• [Work to be completed]: Scan the data for "true" and copy the lines it appears in.

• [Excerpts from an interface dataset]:
----------------

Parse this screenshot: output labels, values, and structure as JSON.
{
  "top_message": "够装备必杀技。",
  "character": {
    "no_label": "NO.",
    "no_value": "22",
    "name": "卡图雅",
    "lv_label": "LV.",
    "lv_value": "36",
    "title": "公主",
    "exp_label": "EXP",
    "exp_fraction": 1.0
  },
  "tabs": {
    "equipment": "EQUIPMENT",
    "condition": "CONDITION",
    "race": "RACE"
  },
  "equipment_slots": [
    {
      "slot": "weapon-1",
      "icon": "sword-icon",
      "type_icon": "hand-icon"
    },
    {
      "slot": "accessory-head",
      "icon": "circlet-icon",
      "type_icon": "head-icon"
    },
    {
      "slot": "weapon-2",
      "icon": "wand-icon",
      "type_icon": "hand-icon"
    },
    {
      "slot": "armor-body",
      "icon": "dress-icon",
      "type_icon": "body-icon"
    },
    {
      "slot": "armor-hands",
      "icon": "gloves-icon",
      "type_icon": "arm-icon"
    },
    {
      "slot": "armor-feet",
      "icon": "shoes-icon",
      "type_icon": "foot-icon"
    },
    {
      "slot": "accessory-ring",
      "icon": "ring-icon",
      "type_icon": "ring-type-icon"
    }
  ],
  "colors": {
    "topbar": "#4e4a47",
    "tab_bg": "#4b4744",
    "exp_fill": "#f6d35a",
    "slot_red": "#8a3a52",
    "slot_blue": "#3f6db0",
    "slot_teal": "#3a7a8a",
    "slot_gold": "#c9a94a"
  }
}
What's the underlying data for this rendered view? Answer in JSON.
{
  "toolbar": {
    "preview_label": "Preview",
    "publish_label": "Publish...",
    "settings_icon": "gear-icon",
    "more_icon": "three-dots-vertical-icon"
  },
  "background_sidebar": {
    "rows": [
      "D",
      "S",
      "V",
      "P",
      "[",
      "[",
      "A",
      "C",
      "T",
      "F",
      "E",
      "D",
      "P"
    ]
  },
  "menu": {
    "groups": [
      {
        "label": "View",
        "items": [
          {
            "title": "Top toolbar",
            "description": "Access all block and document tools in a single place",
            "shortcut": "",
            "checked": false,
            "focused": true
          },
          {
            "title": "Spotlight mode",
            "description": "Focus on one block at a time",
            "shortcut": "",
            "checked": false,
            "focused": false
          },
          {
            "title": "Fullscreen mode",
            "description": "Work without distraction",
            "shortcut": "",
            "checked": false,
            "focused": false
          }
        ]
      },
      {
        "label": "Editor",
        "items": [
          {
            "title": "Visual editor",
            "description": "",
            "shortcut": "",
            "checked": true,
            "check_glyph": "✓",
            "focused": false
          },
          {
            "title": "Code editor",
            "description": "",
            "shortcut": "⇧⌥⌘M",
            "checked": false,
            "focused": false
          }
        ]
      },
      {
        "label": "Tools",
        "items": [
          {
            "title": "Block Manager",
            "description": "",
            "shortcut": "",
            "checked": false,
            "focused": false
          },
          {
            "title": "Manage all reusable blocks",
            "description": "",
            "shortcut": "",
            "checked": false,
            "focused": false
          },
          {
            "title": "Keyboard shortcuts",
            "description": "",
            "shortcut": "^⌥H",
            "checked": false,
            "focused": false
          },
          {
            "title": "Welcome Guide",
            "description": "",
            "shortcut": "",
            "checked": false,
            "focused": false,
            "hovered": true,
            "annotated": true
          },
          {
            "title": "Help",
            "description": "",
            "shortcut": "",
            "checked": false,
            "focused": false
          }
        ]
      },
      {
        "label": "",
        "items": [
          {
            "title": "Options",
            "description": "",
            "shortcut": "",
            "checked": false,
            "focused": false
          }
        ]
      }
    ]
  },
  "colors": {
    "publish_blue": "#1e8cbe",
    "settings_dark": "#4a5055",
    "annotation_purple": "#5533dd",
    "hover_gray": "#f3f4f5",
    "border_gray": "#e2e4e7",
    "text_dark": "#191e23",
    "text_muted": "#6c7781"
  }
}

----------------

• [Output]:
            "focused": true
            "checked": true,
            "hovered": true,
            "annotated": true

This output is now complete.